The effort of Liviu Dragnea, the ex-leader of the Social Democratic PSD to bring the judiciary under government control, while Johannis could not completely prevent, but at least slow down so much that his request of a self-amnesty for corrupt politicians failed: Since the end of May sits Due to abuse of office also in the second instance to three and a half years imprisonment legally validated Dragnea his sentence from behind bars. Several times Johannis made use of his right to deny the appointment of questionable ministers or to take part in cabinet meetings to the annoyance of the until recently ruling PSD.
Although the President, with the repeated intervention of the Constitutional Court, strongly angered the Dragnea-controlled PSD governments, he was able to avoid the impeachment proceedings against him. A successful move also proved its adoption of a referendum referendum coinciding with the European elections in May: 85 percent of voters at that time spoke out against an amnesty for corruption offenses and governing with emergency decrees. The successful referendum was in fact already the first ballot of the presidency, said the Bucharest analyst Cristian Pirvulescu.
Although Johannis is set as a big favorite, the election remains nonetheless exciting – because in polls the president was last under 50 percent, which would be necessary to cancel the runoff election between the winner of the first round and the runner-up. Especially for former head of government Viorica Dancila as a top candidate of the PSD, the political future is at stake: If they do not make it to the runoff – a PSD never seen in post-revolutionary times defeat – it will not for the Romanian comrades as party leader be longer portable.

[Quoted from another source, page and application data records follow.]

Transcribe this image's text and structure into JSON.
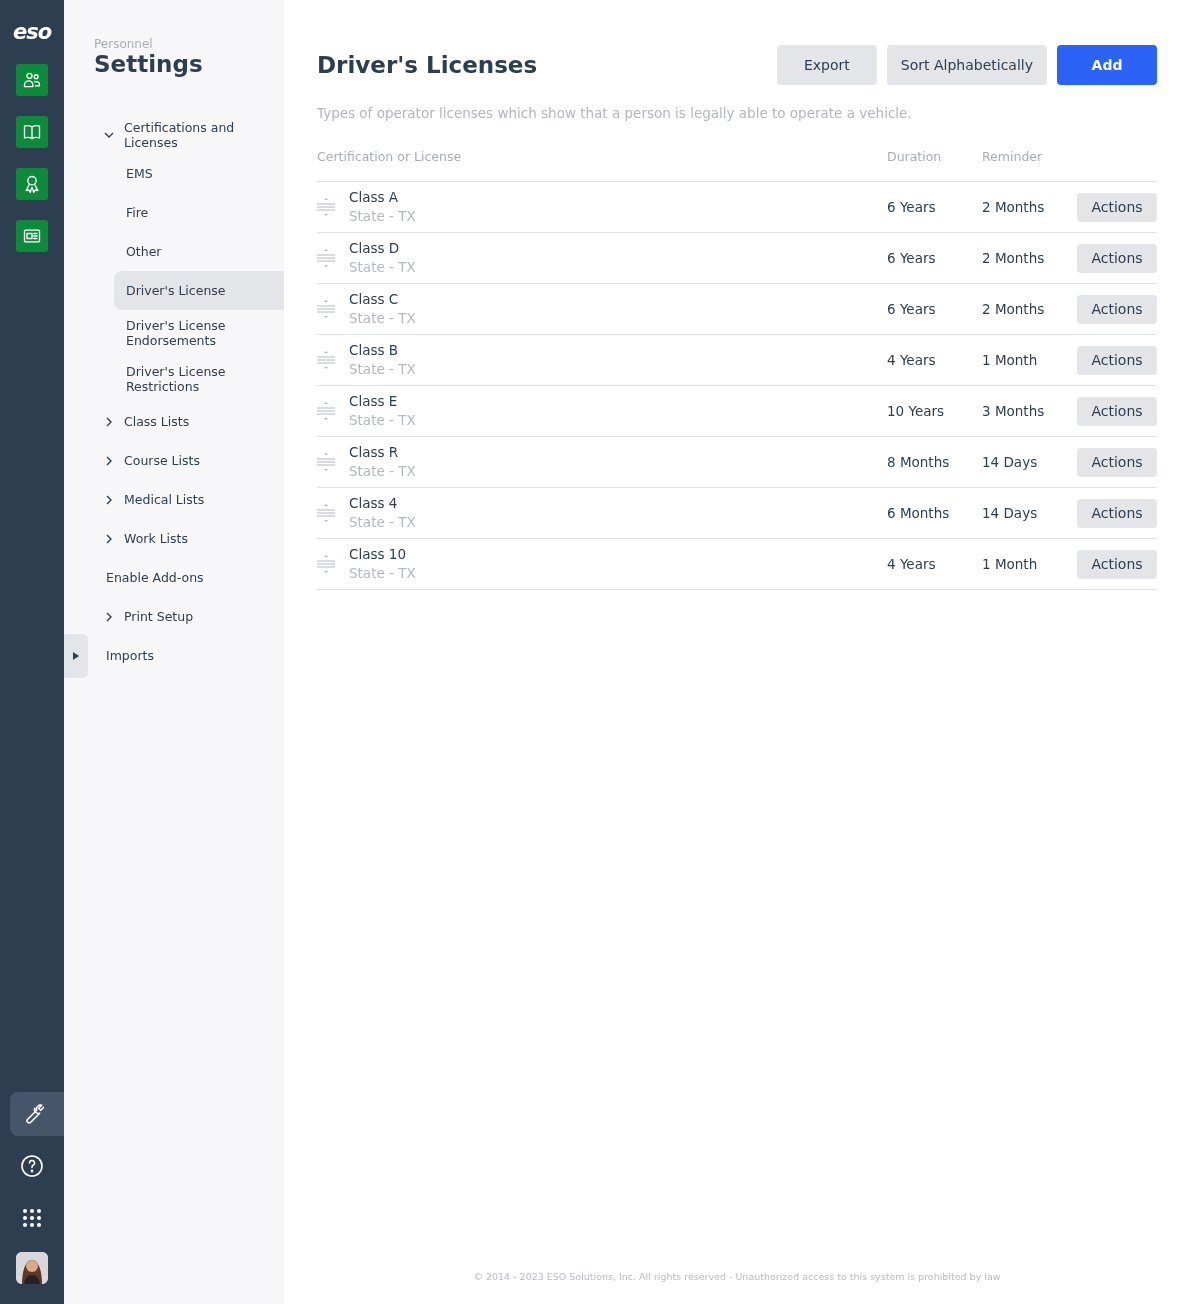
{
  "rail": {
    "logo": "eso",
    "apps": [
      {
        "kind": "people"
      },
      {
        "kind": "book"
      },
      {
        "kind": "award"
      },
      {
        "kind": "news"
      }
    ],
    "tools": [
      {
        "kind": "wrench",
        "selected": true
      },
      {
        "kind": "help",
        "selected": false
      },
      {
        "kind": "grid",
        "selected": false
      }
    ]
  },
  "sidebar": {
    "eyebrow": "Personnel",
    "title": "Settings",
    "items": [
      {
        "label": "Certifications and Licenses",
        "kind": "group",
        "expanded": true,
        "selected": false,
        "children": [
          {
            "label": "EMS",
            "selected": false
          },
          {
            "label": "Fire",
            "selected": false
          },
          {
            "label": "Other",
            "selected": false
          },
          {
            "label": "Driver's License",
            "selected": true
          },
          {
            "label": "Driver's License Endorsements",
            "selected": false
          },
          {
            "label": "Driver's License Restrictions",
            "selected": false
          }
        ]
      },
      {
        "label": "Class Lists",
        "kind": "group",
        "expanded": false,
        "selected": false
      },
      {
        "label": "Course Lists",
        "kind": "group",
        "expanded": false,
        "selected": false
      },
      {
        "label": "Medical Lists",
        "kind": "group",
        "expanded": false,
        "selected": false
      },
      {
        "label": "Work Lists",
        "kind": "group",
        "expanded": false,
        "selected": false
      },
      {
        "label": "Enable Add-ons",
        "kind": "link",
        "selected": false
      },
      {
        "label": "Print Setup",
        "kind": "group",
        "expanded": false,
        "selected": false
      },
      {
        "label": "Imports",
        "kind": "link",
        "selected": false
      }
    ]
  },
  "main": {
    "title": "Driver's Licenses",
    "buttons": [
      {
        "label": "Export",
        "kind": "secondary"
      },
      {
        "label": "Sort Alphabetically",
        "kind": "secondary"
      },
      {
        "label": "Add",
        "kind": "primary"
      }
    ],
    "description": "Types of operator licenses which show that a person is legally able to operate a vehicle.",
    "table": {
      "columns": [
        "Certification or License",
        "Duration",
        "Reminder"
      ],
      "rows": [
        {
          "name": "Class A",
          "sub": "State - TX",
          "duration": "6 Years",
          "reminder": "2 Months",
          "action": "Actions"
        },
        {
          "name": "Class D",
          "sub": "State - TX",
          "duration": "6 Years",
          "reminder": "2 Months",
          "action": "Actions"
        },
        {
          "name": "Class C",
          "sub": "State - TX",
          "duration": "6 Years",
          "reminder": "2 Months",
          "action": "Actions"
        },
        {
          "name": "Class B",
          "sub": "State - TX",
          "duration": "4 Years",
          "reminder": "1 Month",
          "action": "Actions"
        },
        {
          "name": "Class E",
          "sub": "State - TX",
          "duration": "10 Years",
          "reminder": "3 Months",
          "action": "Actions"
        },
        {
          "name": "Class R",
          "sub": "State - TX",
          "duration": "8 Months",
          "reminder": "14 Days",
          "action": "Actions"
        },
        {
          "name": "Class 4",
          "sub": "State - TX",
          "duration": "6 Months",
          "reminder": "14 Days",
          "action": "Actions"
        },
        {
          "name": "Class 10",
          "sub": "State - TX",
          "duration": "4 Years",
          "reminder": "1 Month",
          "action": "Actions"
        }
      ]
    },
    "footer": "© 2014 - 2023 ESO Solutions, Inc. All rights reserved - Unauthorized access to this system is prohibited by law"
  }
}
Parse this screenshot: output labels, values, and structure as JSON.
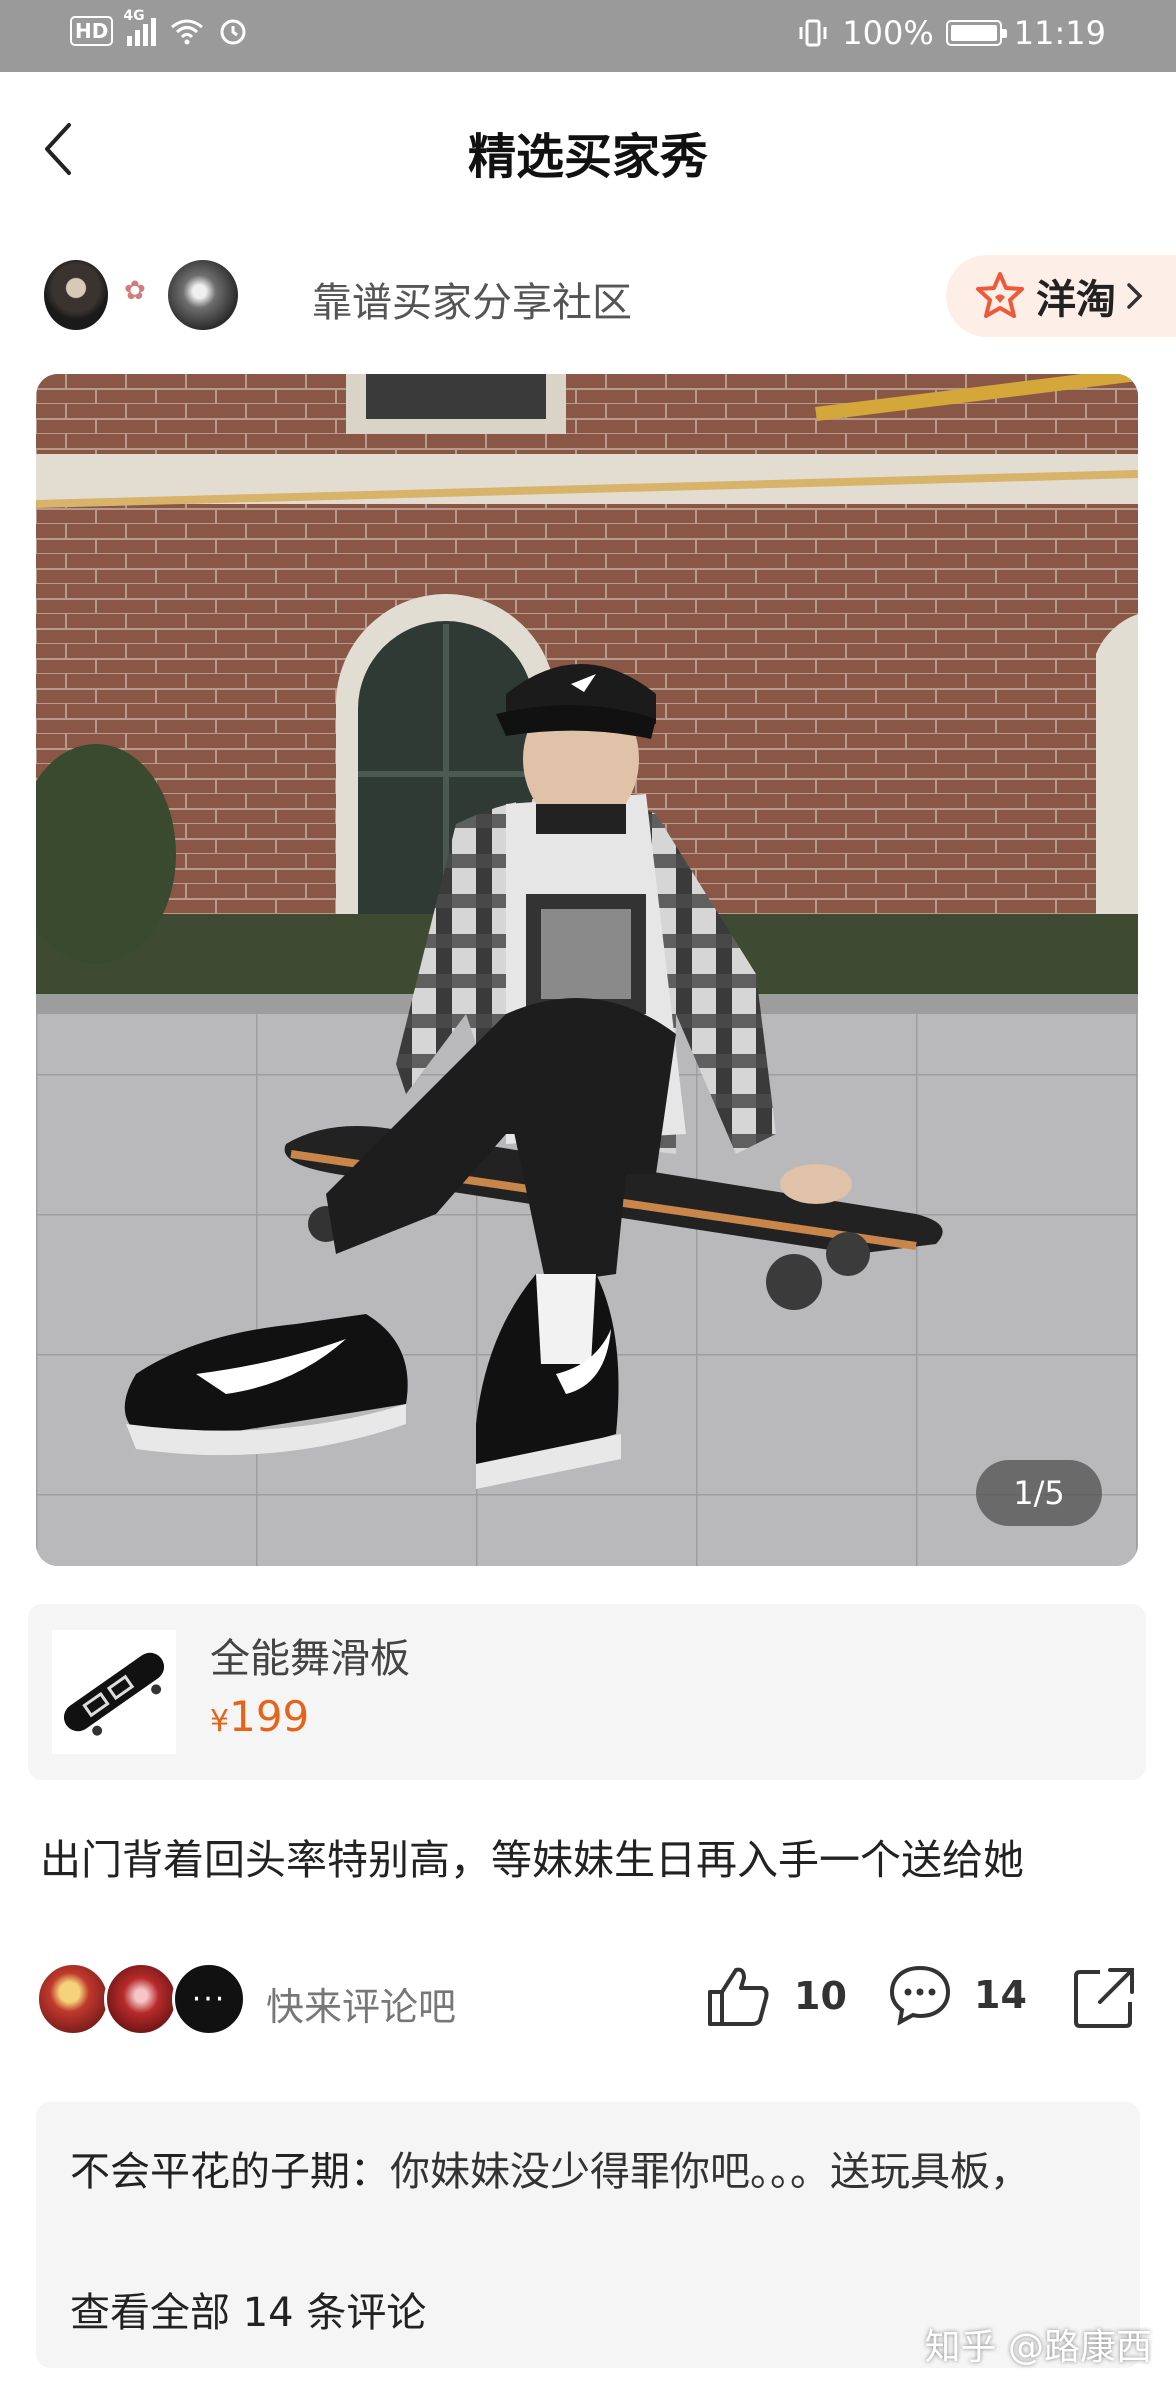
{
  "status_bar": {
    "network": "4G",
    "hd": "HD",
    "battery": "100%",
    "time": "11:19"
  },
  "header": {
    "title": "精选买家秀"
  },
  "community": {
    "label": "靠谱买家分享社区",
    "badge": "洋淘"
  },
  "photo": {
    "page_indicator": "1/5"
  },
  "product": {
    "name": "全能舞滑板",
    "currency": "¥",
    "price": "199"
  },
  "post": {
    "text": "出门背着回头率特别高，等妹妹生日再入手一个送给她"
  },
  "actions": {
    "comment_prompt": "快来评论吧",
    "like_count": "10",
    "comment_count": "14",
    "more_avatar": "···"
  },
  "comments": {
    "first_user": "不会平花的子期：",
    "first_text": "你妹妹没少得罪你吧。。。送玩具板，",
    "view_all": "查看全部 14 条评论"
  },
  "watermark": "知乎 @路康西"
}
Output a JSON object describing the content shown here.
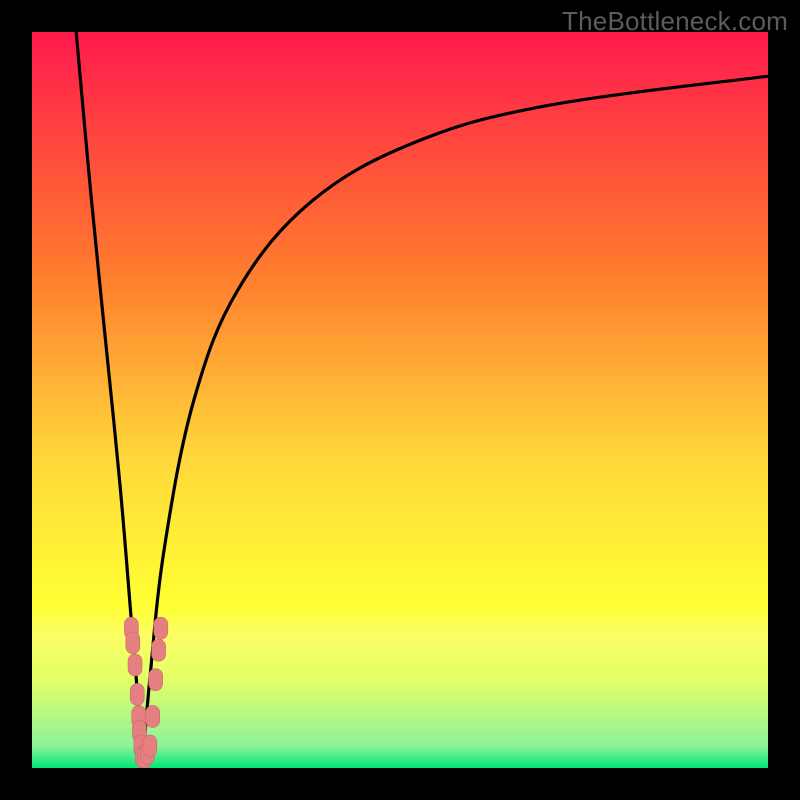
{
  "watermark": "TheBottleneck.com",
  "colors": {
    "frame": "#000000",
    "grad_top": "#ff1a4d",
    "grad_mid1": "#ff7a2e",
    "grad_mid2": "#ffd83a",
    "grad_mid3": "#ffff33",
    "grad_mid4": "#e2ff66",
    "grad_bottom": "#00e676",
    "curve": "#000000",
    "marker_fill": "#e58080",
    "marker_stroke": "#c96b6b"
  },
  "chart_data": {
    "type": "line",
    "title": "",
    "xlabel": "",
    "ylabel": "",
    "xlim": [
      0,
      100
    ],
    "ylim": [
      0,
      100
    ],
    "curve": {
      "type": "bottleneck-v",
      "minimum_x": 15,
      "left_branch": [
        {
          "x": 6,
          "y": 100
        },
        {
          "x": 8,
          "y": 78
        },
        {
          "x": 10,
          "y": 58
        },
        {
          "x": 12,
          "y": 38
        },
        {
          "x": 13.5,
          "y": 20
        },
        {
          "x": 14.5,
          "y": 8
        },
        {
          "x": 15,
          "y": 0
        }
      ],
      "right_branch": [
        {
          "x": 15,
          "y": 0
        },
        {
          "x": 16,
          "y": 12
        },
        {
          "x": 18,
          "y": 30
        },
        {
          "x": 22,
          "y": 50
        },
        {
          "x": 28,
          "y": 65
        },
        {
          "x": 38,
          "y": 77
        },
        {
          "x": 52,
          "y": 85
        },
        {
          "x": 70,
          "y": 90
        },
        {
          "x": 100,
          "y": 94
        }
      ]
    },
    "markers": [
      {
        "x": 13.5,
        "y": 19
      },
      {
        "x": 13.7,
        "y": 17
      },
      {
        "x": 14.0,
        "y": 14
      },
      {
        "x": 14.3,
        "y": 10
      },
      {
        "x": 14.5,
        "y": 7
      },
      {
        "x": 14.6,
        "y": 5
      },
      {
        "x": 14.8,
        "y": 3
      },
      {
        "x": 15.0,
        "y": 1.5
      },
      {
        "x": 15.3,
        "y": 1.5
      },
      {
        "x": 15.7,
        "y": 2.0
      },
      {
        "x": 16.0,
        "y": 3.0
      },
      {
        "x": 16.4,
        "y": 7
      },
      {
        "x": 16.8,
        "y": 12
      },
      {
        "x": 17.2,
        "y": 16
      },
      {
        "x": 17.5,
        "y": 19
      }
    ]
  }
}
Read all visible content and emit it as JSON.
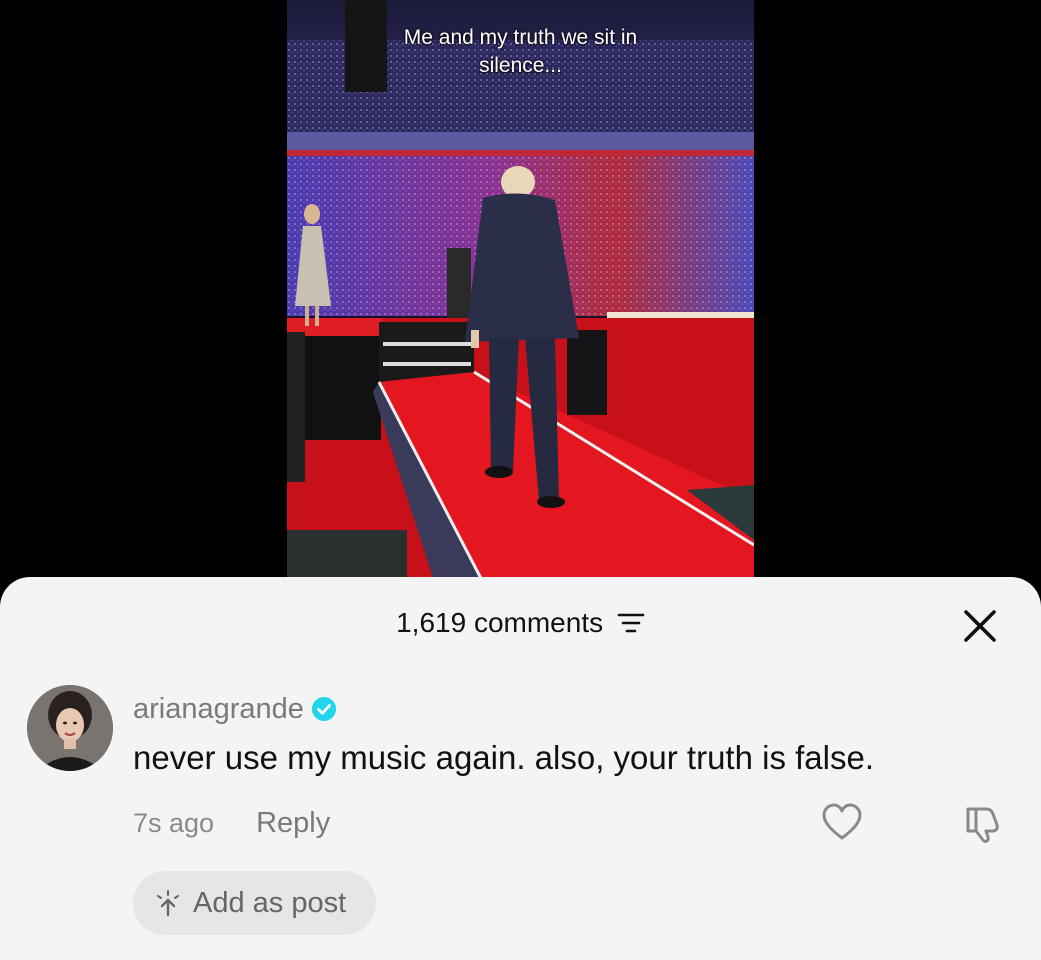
{
  "video": {
    "caption_line1": "Me and my truth we sit in",
    "caption_line2": "silence..."
  },
  "comments_sheet": {
    "count_label": "1,619 comments",
    "filter_icon": "filter-lines-icon",
    "close_icon": "close-x-icon"
  },
  "comment": {
    "username": "arianagrande",
    "verified": true,
    "text": "never use my music again. also, your truth is false.",
    "timestamp": "7s ago",
    "reply_label": "Reply",
    "like_icon": "heart-outline-icon",
    "dislike_icon": "thumbs-down-icon"
  },
  "add_post": {
    "label": "Add as post",
    "icon": "sparkle-arrow-icon"
  },
  "colors": {
    "sheet_bg": "#f4f4f4",
    "verified_blue": "#20d5ec",
    "stage_red": "#d8121a",
    "text_dark": "#111111",
    "text_grey": "#7a7a7a"
  }
}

The Romanian domestic policy had last also affected the European policy. The vote of no confidence against Dancilas government on October 10 threw the designated EU Commission President Ursula von der Leyen into the craft – because after the rejection of the original Romanian candidate, Rovana Plumb, for the Brussels authority by the European Parliament (Plumb had failed to financial conflicts of interest) had the successor of Jean-Claude Juncker waiting for replacement candidates from Bucharest until November. Ludovic Orban, the new liberal prime minister, just recently sent two proposals to Brussels: MEPs Adina Valean and Siegfried Muresan, both – as well as the Leyen – members of the European People's Party. For Romania, the Commission foresees the Transport Department, according to which Leyens decision for one of the two candidates, the hearing in the EU Parliament in mid-November to take place.
("Die Presse", print edition, 11.11.2019)